Finding God in Times of Stress
By Fr Antonio Ritaccio,
CTS, £2.95 ($3.85)

Do you struggle to hit targets and deadlines? If so, read this book. Fr Ritaccio, a priest of the Diocese of Westminster in central London, says: “We each have only a limited amount of energy with which to deal with stress. Like a tree bending in a storm, we all have a limit as to how much pressure we can take, and eventually we break.” He quotes the Gospel: “Come to me, all you who are weary and burdened, and I will give you rest.” (Matthew 11: 28.) He furthers his argument by turning to St John’s Gospel: “Peace I leave with you; my peace I give to you;” (John 14: 27)
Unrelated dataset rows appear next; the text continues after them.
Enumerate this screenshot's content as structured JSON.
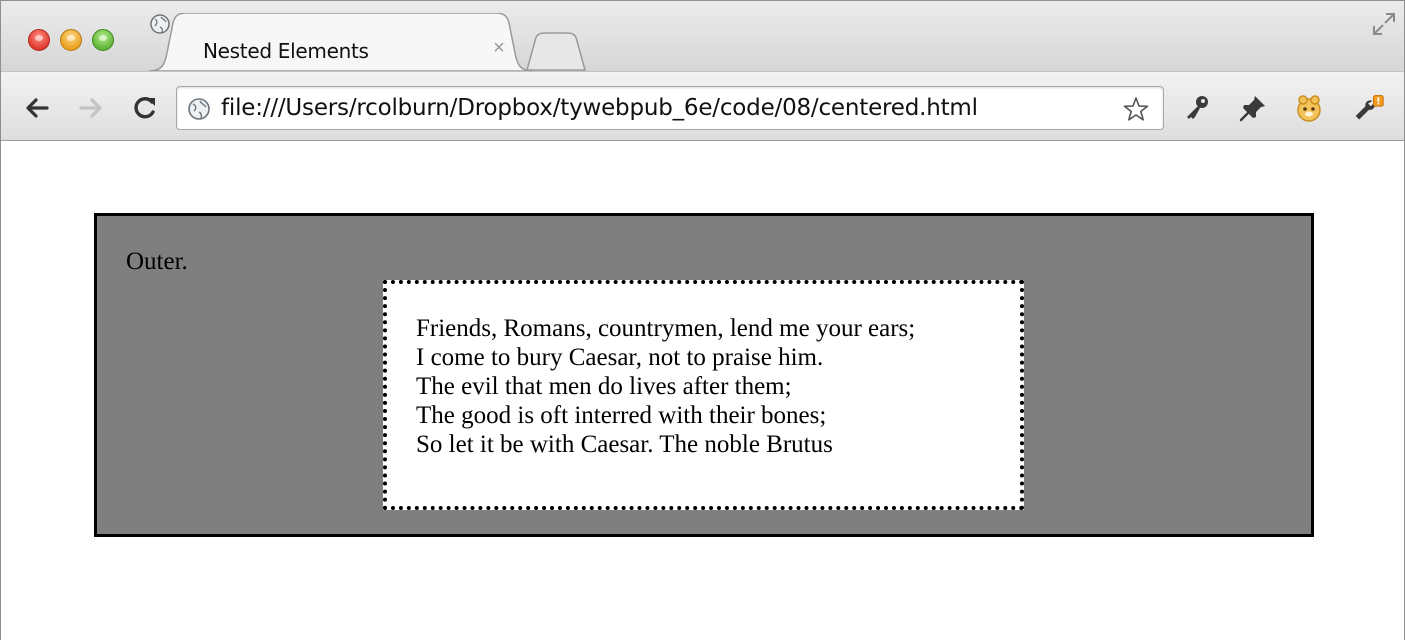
{
  "window": {
    "traffic_lights": [
      "close",
      "minimize",
      "maximize"
    ]
  },
  "tab": {
    "title": "Nested Elements",
    "close_glyph": "×",
    "icon": "globe-icon"
  },
  "toolbar": {
    "url": "file:///Users/rcolburn/Dropbox/tywebpub_6e/code/08/centered.html",
    "icons": [
      "back-icon",
      "forward-icon",
      "reload-icon",
      "globe-icon",
      "star-icon",
      "wrench-key-icon",
      "pin-icon",
      "extension-icon",
      "settings-wrench-icon"
    ]
  },
  "page": {
    "outer_label": "Outer.",
    "quote_lines": [
      "Friends, Romans, countrymen, lend me your ears;",
      "I come to bury Caesar, not to praise him.",
      "The evil that men do lives after them;",
      "The good is oft interred with their bones;",
      "So let it be with Caesar. The noble Brutus"
    ]
  },
  "colors": {
    "outer_background": "#7f7f7f",
    "inner_background": "#ffffff",
    "border": "#000000"
  }
}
Chronic stress can cause headaches, stomach problems, heart disease, high blood pressure and even cancer. The strain on our minds can trigger anxiety and depression. Even if you do not suffer such conditions, be a faithful friend to those who fall prey to mental health problems, says Fr Ritaccio.

Does God care, the priest asks. He responds robustly: “Yes!” He writes: “As he [Jesus] hung upon the Cross, dying in agony, we know that he has found us because our cries of pain became his cry as he said: ‘My God, my God, why hast thou forsaken me?’ ”
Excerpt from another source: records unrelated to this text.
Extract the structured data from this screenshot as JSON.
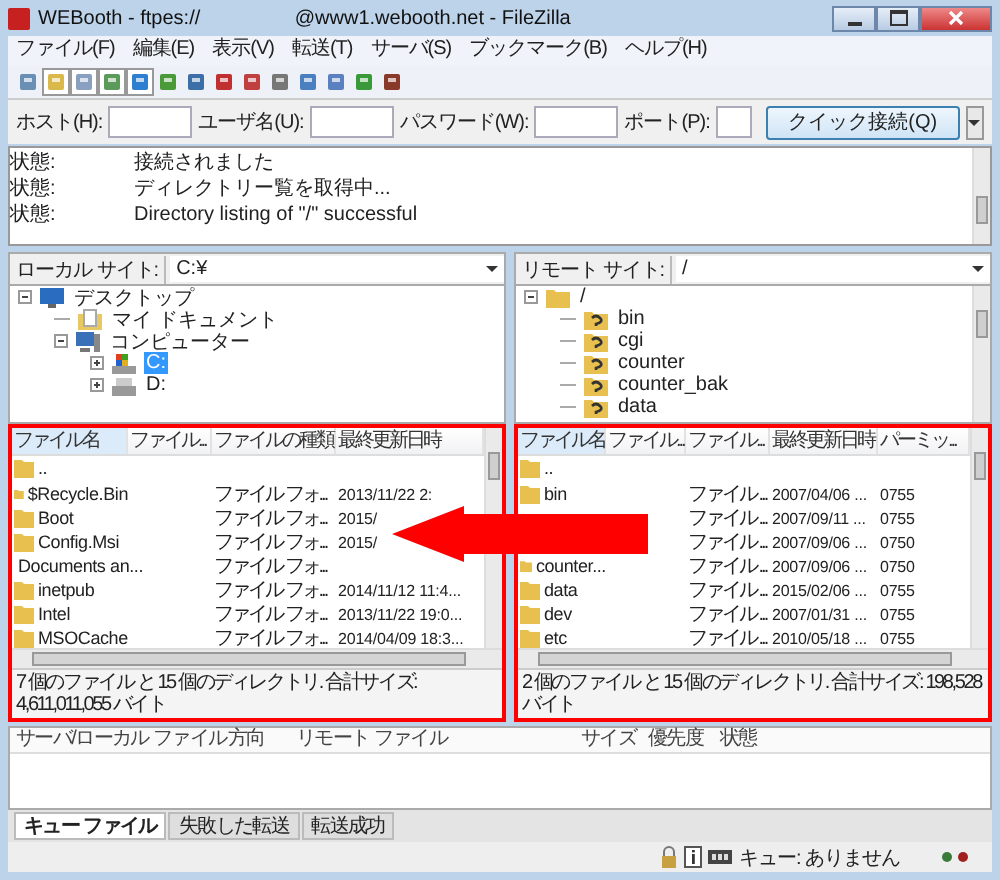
{
  "window": {
    "title": "WEBooth - ftpes://                 @www1.webooth.net - FileZilla"
  },
  "menu": [
    "ファイル(F)",
    "編集(E)",
    "表示(V)",
    "転送(T)",
    "サーバ(S)",
    "ブックマーク(B)",
    "ヘルプ(H)"
  ],
  "quick_connect": {
    "fields": [
      {
        "label": "ホスト(H):"
      },
      {
        "label": "ユーザ名(U):"
      },
      {
        "label": "パスワード(W):"
      },
      {
        "label": "ポート(P):"
      }
    ],
    "button": "クイック接続(Q)"
  },
  "log": [
    {
      "label": "状態:",
      "message": "接続されました"
    },
    {
      "label": "状態:",
      "message": "ディレクトリー覧を取得中..."
    },
    {
      "label": "状態:",
      "message": "Directory listing of \"/\" successful"
    }
  ],
  "local": {
    "site_label": "ローカル サイト:",
    "path": "C:¥",
    "highlighted": true,
    "tree": [
      {
        "label": "デスクトップ",
        "kind": "desktop",
        "expanded": true,
        "selected": false,
        "children": [
          {
            "label": "マイ ドキュメント",
            "kind": "documents",
            "selected": false
          },
          {
            "label": "コンピューター",
            "kind": "computer",
            "expanded": true,
            "selected": false,
            "children": [
              {
                "label": "C:",
                "kind": "drive-system",
                "expanded": false,
                "selected": true
              },
              {
                "label": "D:",
                "kind": "drive",
                "expanded": false,
                "selected": false
              }
            ]
          }
        ]
      }
    ],
    "list": {
      "columns": [
        "ファイル名",
        "ファイル...",
        "ファイルの種類",
        "最終更新日時"
      ],
      "rows": [
        {
          "kind": "folder",
          "name": ".."
        },
        {
          "kind": "folder",
          "name": "$Recycle.Bin",
          "type": "ファイル フォ...",
          "modified": "2013/11/22 2:"
        },
        {
          "kind": "folder",
          "name": "Boot",
          "type": "ファイル フォ...",
          "modified": "2015/"
        },
        {
          "kind": "folder",
          "name": "Config.Msi",
          "type": "ファイル フォ...",
          "modified": "2015/"
        },
        {
          "kind": "folder",
          "name": "Documents an...",
          "type": "ファイル フォ..."
        },
        {
          "kind": "folder",
          "name": "inetpub",
          "type": "ファイル フォ...",
          "modified": "2014/11/12 11:4..."
        },
        {
          "kind": "folder",
          "name": "Intel",
          "type": "ファイル フォ...",
          "modified": "2013/11/22 19:0..."
        },
        {
          "kind": "folder",
          "name": "MSOCache",
          "type": "ファイル フォ...",
          "modified": "2014/04/09 18:3..."
        }
      ],
      "summary": "7 個のファイル と 15 個のディレクトリ. 合計サイズ: 4,611,011,055 バイト"
    }
  },
  "remote": {
    "site_label": "リモート サイト:",
    "path": "/",
    "highlighted": true,
    "tree": [
      {
        "label": "/",
        "kind": "folder",
        "expanded": true,
        "selected": false,
        "children": [
          {
            "label": "bin",
            "kind": "folder-unknown",
            "selected": false
          },
          {
            "label": "cgi",
            "kind": "folder-unknown",
            "selected": false
          },
          {
            "label": "counter",
            "kind": "folder-unknown",
            "selected": false
          },
          {
            "label": "counter_bak",
            "kind": "folder-unknown",
            "selected": false
          },
          {
            "label": "data",
            "kind": "folder-unknown",
            "selected": false
          }
        ]
      }
    ],
    "list": {
      "columns": [
        "ファイル名",
        "ファイル...",
        "ファイル...",
        "最終更新日時",
        "パーミッ..."
      ],
      "rows": [
        {
          "kind": "folder",
          "name": ".."
        },
        {
          "kind": "folder",
          "name": "bin",
          "type": "ファイル ...",
          "modified": "2007/04/06 ...",
          "permissions": "0755"
        },
        {
          "type": "ファイル ...",
          "modified": "2007/09/11 ...",
          "permissions": "0755"
        },
        {
          "type": "ファイル ...",
          "modified": "2007/09/06 ...",
          "permissions": "0750"
        },
        {
          "kind": "folder",
          "name": "counter...",
          "type": "ファイル ...",
          "modified": "2007/09/06 ...",
          "permissions": "0750"
        },
        {
          "kind": "folder",
          "name": "data",
          "type": "ファイル ...",
          "modified": "2015/02/06 ...",
          "permissions": "0755"
        },
        {
          "kind": "folder",
          "name": "dev",
          "type": "ファイル ...",
          "modified": "2007/01/31 ...",
          "permissions": "0755"
        },
        {
          "kind": "folder",
          "name": "etc",
          "type": "ファイル ...",
          "modified": "2010/05/18 ...",
          "permissions": "0755"
        }
      ],
      "summary": "2 個のファイル と 15 個のディレクトリ. 合計サイズ: 198,528 バイト"
    }
  },
  "queue": {
    "columns": [
      "サーバ/ローカル ファイル",
      "方向",
      "リモート ファイル",
      "サイズ",
      "優先度",
      "状態"
    ]
  },
  "queue_tabs": [
    {
      "label": "キュー ファイル",
      "selected": true
    },
    {
      "label": "失敗した転送",
      "selected": false
    },
    {
      "label": "転送成功",
      "selected": false
    }
  ],
  "status_bar": {
    "queue": "キュー: ありません"
  },
  "overlay": {
    "kind": "arrow-left"
  }
}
This pastor preaches to the homeless, the hungry, to people suffering from noisy neighbours and to those who are burdened by child care or over-work.

In these days of social media sites that encourage self-harm and even suicide, Fr Ritaccio urges young people to resist the Devil. He writes: “Suicide presents itself as a diabolical lie. It cannot provide relief because our existence does not end with death – our souls are immortal.”

Other topics he deals with include the pursuit of money, the need for affection and emotional security, as well as letting go of regrets. Forgiveness, meditation, breathing exercises and prayer for release from strains are all covered in depth.

The author also includes a fine list of Catholic and non-Catholic resources such as websites and charities. This book would make a fine present for godchildren, friends and relatives.